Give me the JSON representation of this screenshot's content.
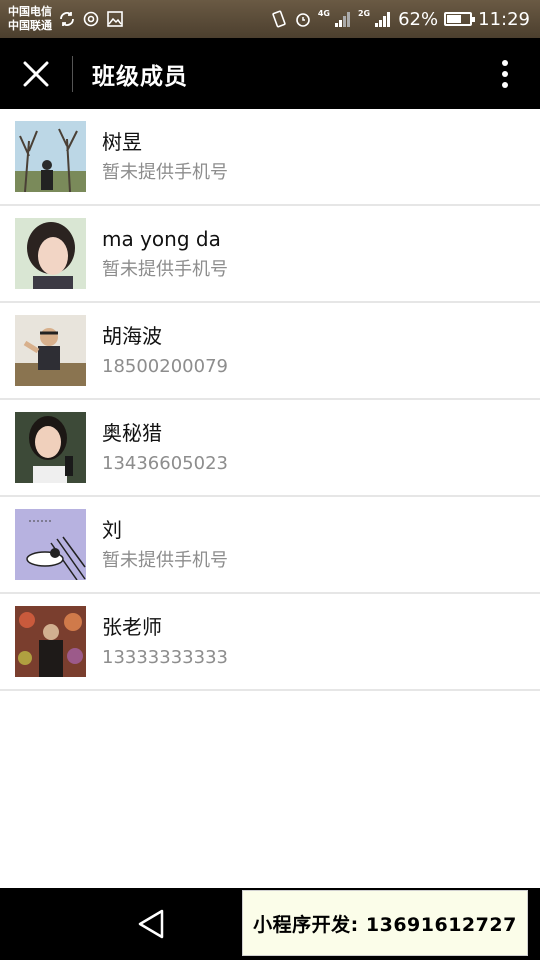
{
  "status_bar": {
    "carrier1": "中国电信",
    "carrier2": "中国联通",
    "net1": "4G",
    "net2": "2G",
    "battery": "62%",
    "battery_level": 0.62,
    "time": "11:29"
  },
  "header": {
    "title": "班级成员"
  },
  "members": [
    {
      "name": "树昱",
      "phone": "暂未提供手机号"
    },
    {
      "name": "ma yong da",
      "phone": "暂未提供手机号"
    },
    {
      "name": "胡海波",
      "phone": "18500200079"
    },
    {
      "name": "奥秘猎",
      "phone": "13436605023"
    },
    {
      "name": "刘",
      "phone": "暂未提供手机号"
    },
    {
      "name": "张老师",
      "phone": "13333333333"
    }
  ],
  "watermark": {
    "text": "小程序开发: 13691612727"
  }
}
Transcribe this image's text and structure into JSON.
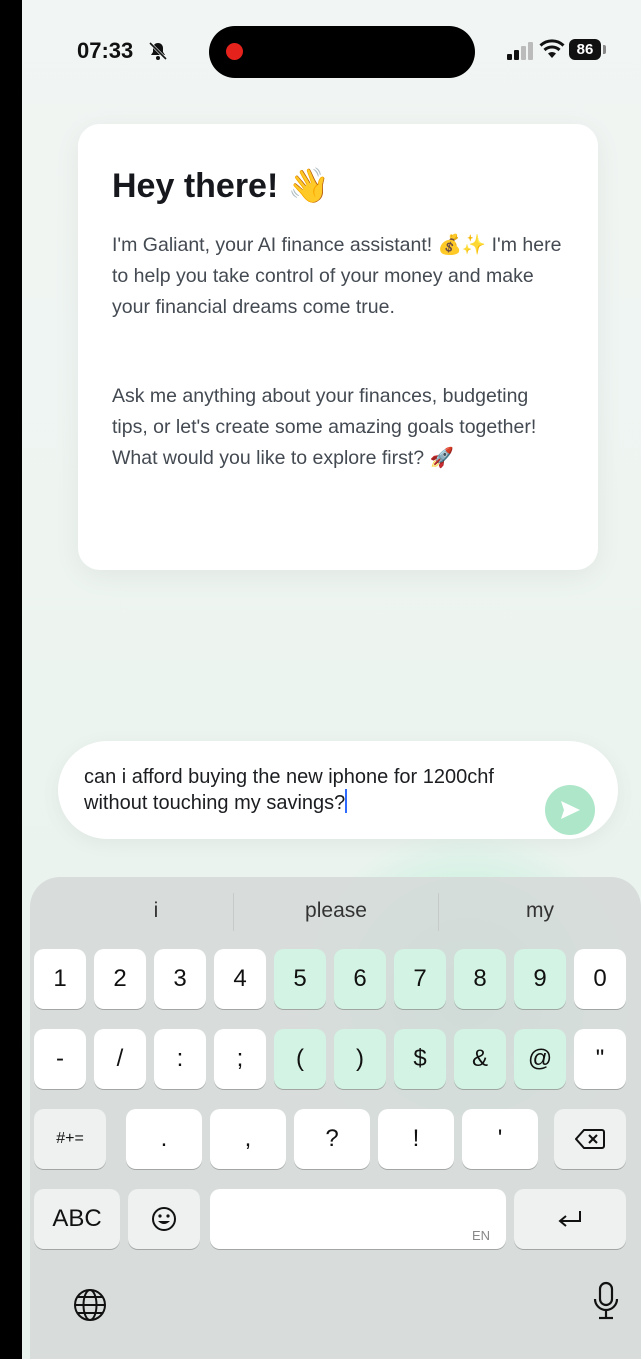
{
  "status": {
    "time": "07:33",
    "battery": "86"
  },
  "card": {
    "title": "Hey there! 👋",
    "paragraph1": "I'm Galiant, your AI finance assistant! 💰✨ I'm here to help you take control of your money and make your financial dreams come true.",
    "paragraph2": "Ask me anything about your finances, budgeting tips, or let's create some amazing goals together! What would you like to explore first? 🚀"
  },
  "input": {
    "value": "can i afford buying the new iphone for 1200chf without touching my savings?",
    "send_icon": "send-arrow-icon"
  },
  "keyboard": {
    "suggestions": [
      "i",
      "please",
      "my"
    ],
    "row1": [
      "1",
      "2",
      "3",
      "4",
      "5",
      "6",
      "7",
      "8",
      "9",
      "0"
    ],
    "row2": [
      "-",
      "/",
      ":",
      ";",
      "(",
      ")",
      "$",
      "&",
      "@",
      "\""
    ],
    "row3": {
      "mode_key": "#+=",
      "keys": [
        ".",
        ",",
        "?",
        "!",
        "'"
      ]
    },
    "row4": {
      "abc_key": "ABC",
      "space_lang": "EN"
    }
  }
}
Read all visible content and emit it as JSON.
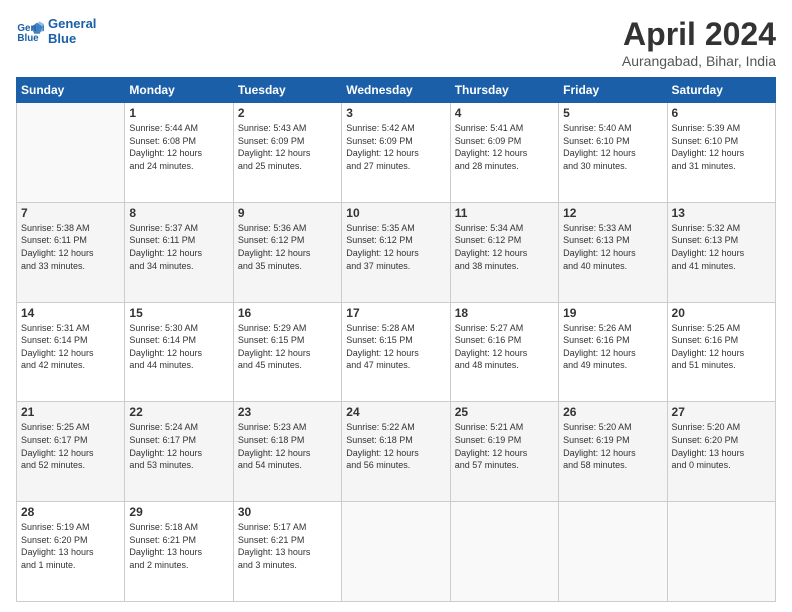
{
  "header": {
    "logo_line1": "General",
    "logo_line2": "Blue",
    "month_year": "April 2024",
    "location": "Aurangabad, Bihar, India"
  },
  "weekdays": [
    "Sunday",
    "Monday",
    "Tuesday",
    "Wednesday",
    "Thursday",
    "Friday",
    "Saturday"
  ],
  "weeks": [
    [
      {
        "day": "",
        "info": ""
      },
      {
        "day": "1",
        "info": "Sunrise: 5:44 AM\nSunset: 6:08 PM\nDaylight: 12 hours\nand 24 minutes."
      },
      {
        "day": "2",
        "info": "Sunrise: 5:43 AM\nSunset: 6:09 PM\nDaylight: 12 hours\nand 25 minutes."
      },
      {
        "day": "3",
        "info": "Sunrise: 5:42 AM\nSunset: 6:09 PM\nDaylight: 12 hours\nand 27 minutes."
      },
      {
        "day": "4",
        "info": "Sunrise: 5:41 AM\nSunset: 6:09 PM\nDaylight: 12 hours\nand 28 minutes."
      },
      {
        "day": "5",
        "info": "Sunrise: 5:40 AM\nSunset: 6:10 PM\nDaylight: 12 hours\nand 30 minutes."
      },
      {
        "day": "6",
        "info": "Sunrise: 5:39 AM\nSunset: 6:10 PM\nDaylight: 12 hours\nand 31 minutes."
      }
    ],
    [
      {
        "day": "7",
        "info": "Sunrise: 5:38 AM\nSunset: 6:11 PM\nDaylight: 12 hours\nand 33 minutes."
      },
      {
        "day": "8",
        "info": "Sunrise: 5:37 AM\nSunset: 6:11 PM\nDaylight: 12 hours\nand 34 minutes."
      },
      {
        "day": "9",
        "info": "Sunrise: 5:36 AM\nSunset: 6:12 PM\nDaylight: 12 hours\nand 35 minutes."
      },
      {
        "day": "10",
        "info": "Sunrise: 5:35 AM\nSunset: 6:12 PM\nDaylight: 12 hours\nand 37 minutes."
      },
      {
        "day": "11",
        "info": "Sunrise: 5:34 AM\nSunset: 6:12 PM\nDaylight: 12 hours\nand 38 minutes."
      },
      {
        "day": "12",
        "info": "Sunrise: 5:33 AM\nSunset: 6:13 PM\nDaylight: 12 hours\nand 40 minutes."
      },
      {
        "day": "13",
        "info": "Sunrise: 5:32 AM\nSunset: 6:13 PM\nDaylight: 12 hours\nand 41 minutes."
      }
    ],
    [
      {
        "day": "14",
        "info": "Sunrise: 5:31 AM\nSunset: 6:14 PM\nDaylight: 12 hours\nand 42 minutes."
      },
      {
        "day": "15",
        "info": "Sunrise: 5:30 AM\nSunset: 6:14 PM\nDaylight: 12 hours\nand 44 minutes."
      },
      {
        "day": "16",
        "info": "Sunrise: 5:29 AM\nSunset: 6:15 PM\nDaylight: 12 hours\nand 45 minutes."
      },
      {
        "day": "17",
        "info": "Sunrise: 5:28 AM\nSunset: 6:15 PM\nDaylight: 12 hours\nand 47 minutes."
      },
      {
        "day": "18",
        "info": "Sunrise: 5:27 AM\nSunset: 6:16 PM\nDaylight: 12 hours\nand 48 minutes."
      },
      {
        "day": "19",
        "info": "Sunrise: 5:26 AM\nSunset: 6:16 PM\nDaylight: 12 hours\nand 49 minutes."
      },
      {
        "day": "20",
        "info": "Sunrise: 5:25 AM\nSunset: 6:16 PM\nDaylight: 12 hours\nand 51 minutes."
      }
    ],
    [
      {
        "day": "21",
        "info": "Sunrise: 5:25 AM\nSunset: 6:17 PM\nDaylight: 12 hours\nand 52 minutes."
      },
      {
        "day": "22",
        "info": "Sunrise: 5:24 AM\nSunset: 6:17 PM\nDaylight: 12 hours\nand 53 minutes."
      },
      {
        "day": "23",
        "info": "Sunrise: 5:23 AM\nSunset: 6:18 PM\nDaylight: 12 hours\nand 54 minutes."
      },
      {
        "day": "24",
        "info": "Sunrise: 5:22 AM\nSunset: 6:18 PM\nDaylight: 12 hours\nand 56 minutes."
      },
      {
        "day": "25",
        "info": "Sunrise: 5:21 AM\nSunset: 6:19 PM\nDaylight: 12 hours\nand 57 minutes."
      },
      {
        "day": "26",
        "info": "Sunrise: 5:20 AM\nSunset: 6:19 PM\nDaylight: 12 hours\nand 58 minutes."
      },
      {
        "day": "27",
        "info": "Sunrise: 5:20 AM\nSunset: 6:20 PM\nDaylight: 13 hours\nand 0 minutes."
      }
    ],
    [
      {
        "day": "28",
        "info": "Sunrise: 5:19 AM\nSunset: 6:20 PM\nDaylight: 13 hours\nand 1 minute."
      },
      {
        "day": "29",
        "info": "Sunrise: 5:18 AM\nSunset: 6:21 PM\nDaylight: 13 hours\nand 2 minutes."
      },
      {
        "day": "30",
        "info": "Sunrise: 5:17 AM\nSunset: 6:21 PM\nDaylight: 13 hours\nand 3 minutes."
      },
      {
        "day": "",
        "info": ""
      },
      {
        "day": "",
        "info": ""
      },
      {
        "day": "",
        "info": ""
      },
      {
        "day": "",
        "info": ""
      }
    ]
  ]
}
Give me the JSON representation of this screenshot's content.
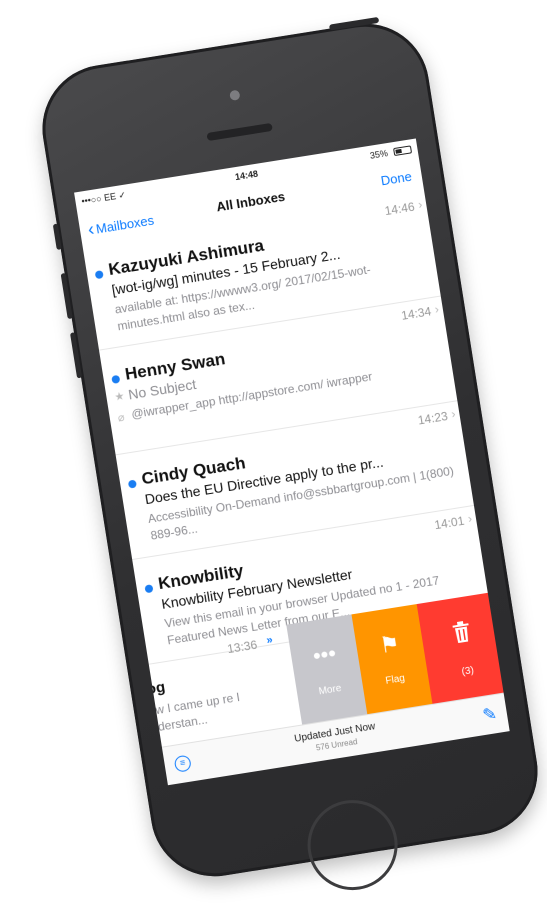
{
  "status_bar": {
    "carrier": "•••○○ EE ✓",
    "time": "14:48",
    "battery": "35%"
  },
  "nav": {
    "back_label": "Mailboxes",
    "title": "All Inboxes",
    "done_label": "Done"
  },
  "messages": [
    {
      "sender": "Kazuyuki Ashimura",
      "time": "14:46",
      "subject": "[wot-ig/wg] minutes - 15 February 2...",
      "preview": "available at: https://wwww3.org/ 2017/02/15-wot-minutes.html also as tex..."
    },
    {
      "sender": "Henny Swan",
      "time": "14:34",
      "subject": "No Subject",
      "preview": "@iwrapper_app http://appstore.com/ iwrapper"
    },
    {
      "sender": "Cindy Quach",
      "time": "14:23",
      "subject": "Does the EU Directive apply to the pr...",
      "preview": "Accessibility On-Demand info@ssbbartgroup.com | 1(800) 889-96..."
    },
    {
      "sender": "Knowbility",
      "time": "14:01",
      "subject": "Knowbility February Newsletter",
      "preview": "View this email in your browser Updated no 1 - 2017 Featured News Letter from our E..."
    }
  ],
  "swiped_message": {
    "time": "13:36",
    "sender": "log",
    "preview": "how I came up re I understan..."
  },
  "swipe_actions": {
    "more": "More",
    "flag": "Flag",
    "trash": "(3)"
  },
  "toolbar": {
    "updated": "Updated Just Now",
    "unread": "576 Unread"
  }
}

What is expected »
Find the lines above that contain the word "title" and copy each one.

Solution for this exercise »
    "title": "班级成员"
    "title": "Hey there! 👋",
    "title": "All Inboxes",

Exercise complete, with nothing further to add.